Book Review: The Psychology of Money by Morgan Housel
The Psychology of Money delves into the behavioral aspects of how individuals are with their money. The book is divided into 20 chapters which are written more like short stories. I found this short story concept refreshing because I could read a chapter and then quit for the evening or even a few days, then come back to the book and start a new chapter, learning a new concept without having to keep up as you would with a traditional book. Each chapter is filled with facts from history, psychology and sound financial advice that is good for anyone.
My favorite chapter in the book was Chapter 10: Save Money. The first idea—simple, but easy to overlook—is that building wealth has little to do with your income or investment returns, and lots to do with your savings rate. Morgan put people into three categories- those who save, those who don’t think they can save, and those who don’t think they need to save. This chapter is for the latter two. As a saver and someone who has dedicated her life to helping others financially, I don’t need to be convinced of this statement.
For individuals who don’t think they can save, Morgan had a few tips.
- Savings can be created by spending less
- You don’t need a specific reason to save, but if you do have goals, they can increase your likelihood of success
For individuals who think they don’t need to save, Morgan shares these tips.
- The value of wealth is relative to what you need. A high savings rate means you will have lower expenses; having lower expenses means your savings will go farther if needed.
- Past a certain income level, what you need is just what sits below your ego. Here he is talking of materialism and really looking into the lens of what you truly need.
In short, everyone’s ability to save is more in their control than they might think.
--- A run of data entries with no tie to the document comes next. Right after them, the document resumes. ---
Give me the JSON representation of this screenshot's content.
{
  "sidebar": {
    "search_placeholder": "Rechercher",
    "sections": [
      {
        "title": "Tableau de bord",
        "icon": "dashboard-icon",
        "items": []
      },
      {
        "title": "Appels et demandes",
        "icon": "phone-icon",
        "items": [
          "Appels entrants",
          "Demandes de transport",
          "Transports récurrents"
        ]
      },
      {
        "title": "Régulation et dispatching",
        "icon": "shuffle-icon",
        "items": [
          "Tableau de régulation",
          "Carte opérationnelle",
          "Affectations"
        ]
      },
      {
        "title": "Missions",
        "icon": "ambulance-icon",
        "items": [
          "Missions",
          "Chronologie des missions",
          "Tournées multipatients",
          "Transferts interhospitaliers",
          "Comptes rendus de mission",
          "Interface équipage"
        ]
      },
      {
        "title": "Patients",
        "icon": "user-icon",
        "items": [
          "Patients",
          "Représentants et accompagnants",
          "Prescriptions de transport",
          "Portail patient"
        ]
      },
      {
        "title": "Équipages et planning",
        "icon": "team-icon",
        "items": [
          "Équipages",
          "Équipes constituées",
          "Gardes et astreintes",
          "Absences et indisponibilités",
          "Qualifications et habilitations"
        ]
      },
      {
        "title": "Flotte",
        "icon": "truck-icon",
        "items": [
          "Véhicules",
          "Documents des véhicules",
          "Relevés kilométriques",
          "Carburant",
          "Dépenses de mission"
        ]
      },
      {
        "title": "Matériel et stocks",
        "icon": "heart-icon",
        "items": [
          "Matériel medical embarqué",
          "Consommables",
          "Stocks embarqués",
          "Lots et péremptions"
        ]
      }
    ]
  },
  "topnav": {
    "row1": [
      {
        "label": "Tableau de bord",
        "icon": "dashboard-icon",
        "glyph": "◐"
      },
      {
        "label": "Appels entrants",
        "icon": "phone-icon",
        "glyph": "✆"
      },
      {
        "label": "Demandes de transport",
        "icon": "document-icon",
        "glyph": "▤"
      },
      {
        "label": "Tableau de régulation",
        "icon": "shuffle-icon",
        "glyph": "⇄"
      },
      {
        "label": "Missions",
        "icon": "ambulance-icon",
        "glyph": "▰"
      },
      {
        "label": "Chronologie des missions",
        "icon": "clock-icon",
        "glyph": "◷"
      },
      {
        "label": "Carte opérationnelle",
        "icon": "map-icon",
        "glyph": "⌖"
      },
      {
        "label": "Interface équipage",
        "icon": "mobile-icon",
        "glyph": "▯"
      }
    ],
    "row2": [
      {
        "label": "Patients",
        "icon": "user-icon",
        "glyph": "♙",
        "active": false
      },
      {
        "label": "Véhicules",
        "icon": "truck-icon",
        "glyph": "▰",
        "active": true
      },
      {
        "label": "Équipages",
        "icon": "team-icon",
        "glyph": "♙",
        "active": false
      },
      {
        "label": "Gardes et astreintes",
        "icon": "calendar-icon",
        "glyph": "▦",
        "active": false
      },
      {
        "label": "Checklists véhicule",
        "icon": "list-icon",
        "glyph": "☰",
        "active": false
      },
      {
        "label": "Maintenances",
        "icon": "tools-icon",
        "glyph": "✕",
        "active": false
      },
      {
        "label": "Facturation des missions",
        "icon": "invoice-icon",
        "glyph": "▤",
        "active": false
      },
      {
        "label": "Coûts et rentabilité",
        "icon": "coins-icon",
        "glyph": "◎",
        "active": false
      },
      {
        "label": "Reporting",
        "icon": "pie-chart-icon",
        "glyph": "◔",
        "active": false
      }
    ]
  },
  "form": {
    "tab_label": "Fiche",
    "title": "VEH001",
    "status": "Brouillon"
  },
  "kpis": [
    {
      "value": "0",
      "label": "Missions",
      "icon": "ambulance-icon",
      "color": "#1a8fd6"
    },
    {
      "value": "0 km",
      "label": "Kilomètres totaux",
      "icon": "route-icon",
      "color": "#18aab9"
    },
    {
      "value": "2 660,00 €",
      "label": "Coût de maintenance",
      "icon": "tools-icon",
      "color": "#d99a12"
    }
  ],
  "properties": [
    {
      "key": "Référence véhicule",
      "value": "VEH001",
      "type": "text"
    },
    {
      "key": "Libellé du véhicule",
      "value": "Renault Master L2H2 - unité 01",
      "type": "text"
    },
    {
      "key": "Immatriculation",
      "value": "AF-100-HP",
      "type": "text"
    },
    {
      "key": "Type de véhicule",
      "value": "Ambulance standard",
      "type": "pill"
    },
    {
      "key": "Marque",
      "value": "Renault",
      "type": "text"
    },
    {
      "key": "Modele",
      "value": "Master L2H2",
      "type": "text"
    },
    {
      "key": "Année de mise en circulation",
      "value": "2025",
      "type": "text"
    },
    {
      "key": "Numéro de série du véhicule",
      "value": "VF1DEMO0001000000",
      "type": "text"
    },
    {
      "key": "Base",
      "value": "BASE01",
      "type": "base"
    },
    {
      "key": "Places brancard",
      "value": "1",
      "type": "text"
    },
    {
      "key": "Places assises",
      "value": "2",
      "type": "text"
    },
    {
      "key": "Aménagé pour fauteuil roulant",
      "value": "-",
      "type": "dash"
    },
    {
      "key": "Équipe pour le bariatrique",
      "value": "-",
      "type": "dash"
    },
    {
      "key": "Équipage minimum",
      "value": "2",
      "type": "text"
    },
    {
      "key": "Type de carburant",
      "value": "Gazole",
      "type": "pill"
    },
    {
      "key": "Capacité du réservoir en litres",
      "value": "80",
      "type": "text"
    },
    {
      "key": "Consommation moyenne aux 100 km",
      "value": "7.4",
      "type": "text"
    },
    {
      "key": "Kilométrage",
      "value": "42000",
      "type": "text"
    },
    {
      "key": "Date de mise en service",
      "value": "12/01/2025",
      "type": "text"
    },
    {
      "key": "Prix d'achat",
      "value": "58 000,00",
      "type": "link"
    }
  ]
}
If you are interested in learning more about your psychology with money, I invite you to check out this book.